What to do |
After reading the data below, copy out every line that contains the word "option".

Given information START

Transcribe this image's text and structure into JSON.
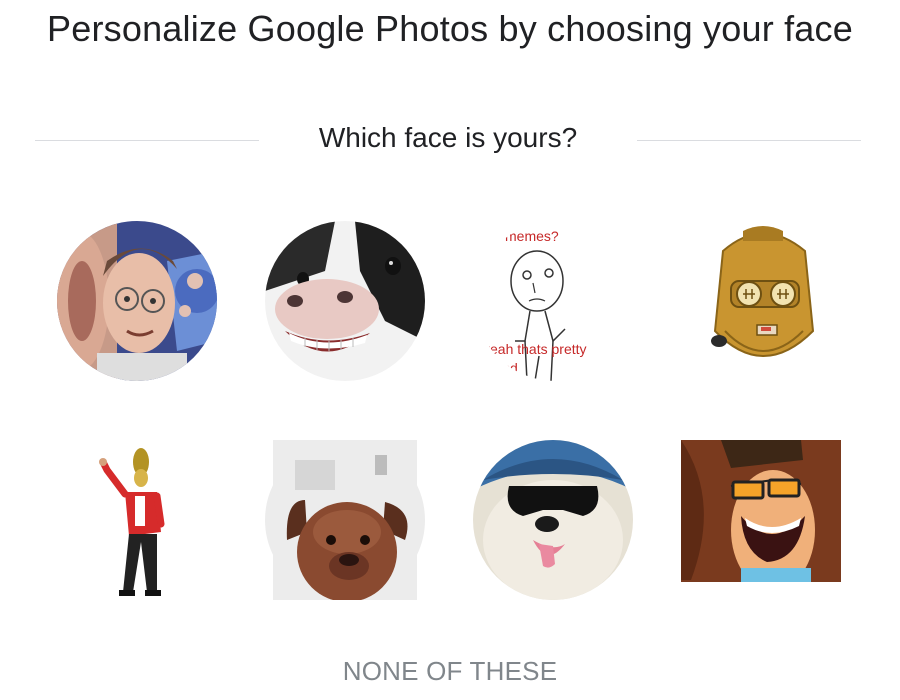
{
  "header": {
    "title": "Personalize Google Photos by choosing your face"
  },
  "prompt": {
    "question": "Which face is yours?"
  },
  "faces": [
    {
      "name": "face-option-1",
      "icon": "distorted-man-face"
    },
    {
      "name": "face-option-2",
      "icon": "smiling-cow-face"
    },
    {
      "name": "face-option-3",
      "icon": "meme-drawing-face",
      "texts": [
        "memes?",
        "yeah thats pretty",
        "cd"
      ]
    },
    {
      "name": "face-option-4",
      "icon": "gold-robot-face"
    },
    {
      "name": "face-option-5",
      "icon": "dancing-person-in-red-jacket"
    },
    {
      "name": "face-option-6",
      "icon": "brown-dog-face"
    },
    {
      "name": "face-option-7",
      "icon": "dog-with-sunglasses-face"
    },
    {
      "name": "face-option-8",
      "icon": "cartoon-man-with-glasses-laughing"
    }
  ],
  "actions": {
    "none_label": "NONE OF THESE"
  },
  "colors": {
    "title": "#202124",
    "divider": "#dadce0",
    "none_button": "#80868b"
  }
}
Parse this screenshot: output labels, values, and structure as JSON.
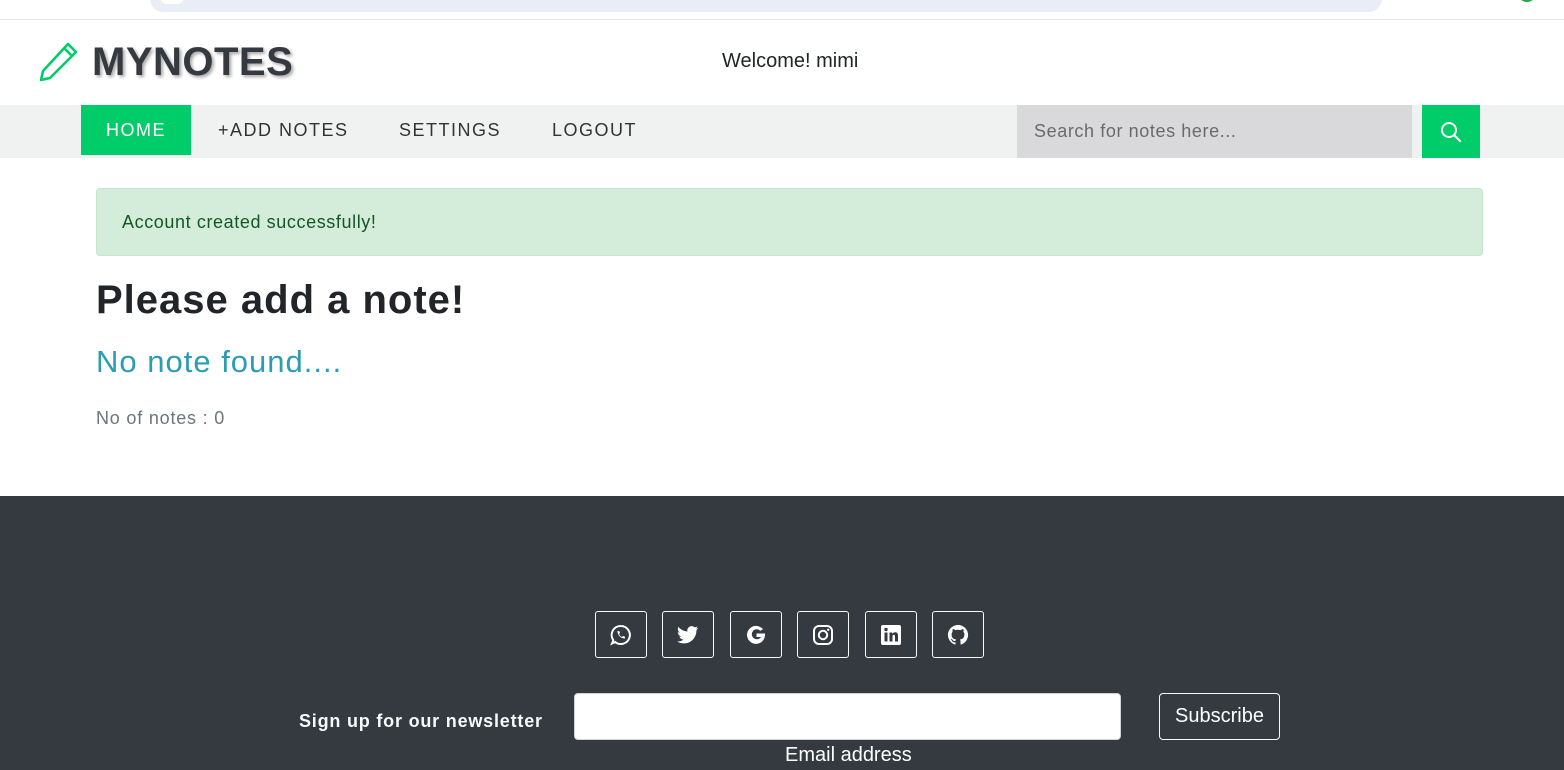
{
  "brand": {
    "name": "MYNOTES",
    "logo_icon": "pencil-icon",
    "color": "#00cc6a"
  },
  "header": {
    "welcome": "Welcome! mimi"
  },
  "nav": {
    "items": [
      {
        "label": "HOME",
        "active": true
      },
      {
        "label": "+ADD NOTES"
      },
      {
        "label": "SETTINGS"
      },
      {
        "label": "LOGOUT"
      }
    ]
  },
  "search": {
    "placeholder": "Search for notes here...",
    "value": "",
    "icon": "search-icon"
  },
  "alert": {
    "message": "Account created successfully!",
    "type": "success"
  },
  "main": {
    "heading": "Please add a note!",
    "empty_message": "No note found....",
    "count_text": "No of notes : 0"
  },
  "footer": {
    "social_icons": [
      "whatsapp-icon",
      "twitter-icon",
      "google-icon",
      "instagram-icon",
      "linkedin-icon",
      "github-icon"
    ],
    "newsletter_label": "Sign up for our newsletter",
    "email_value": "",
    "email_caption": "Email address",
    "subscribe_label": "Subscribe"
  },
  "colors": {
    "accent": "#00cc6a",
    "navbar_bg": "#f0f2f1",
    "footer_bg": "#343a40",
    "alert_bg": "#d4edda",
    "alert_text": "#155724",
    "empty_text": "#2a9db3"
  }
}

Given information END

The answer |
      "name": "face-option-1",
      "name": "face-option-2",
      "name": "face-option-3",
      "name": "face-option-4",
      "name": "face-option-5",
      "name": "face-option-6",
      "name": "face-option-7",
      "name": "face-option-8",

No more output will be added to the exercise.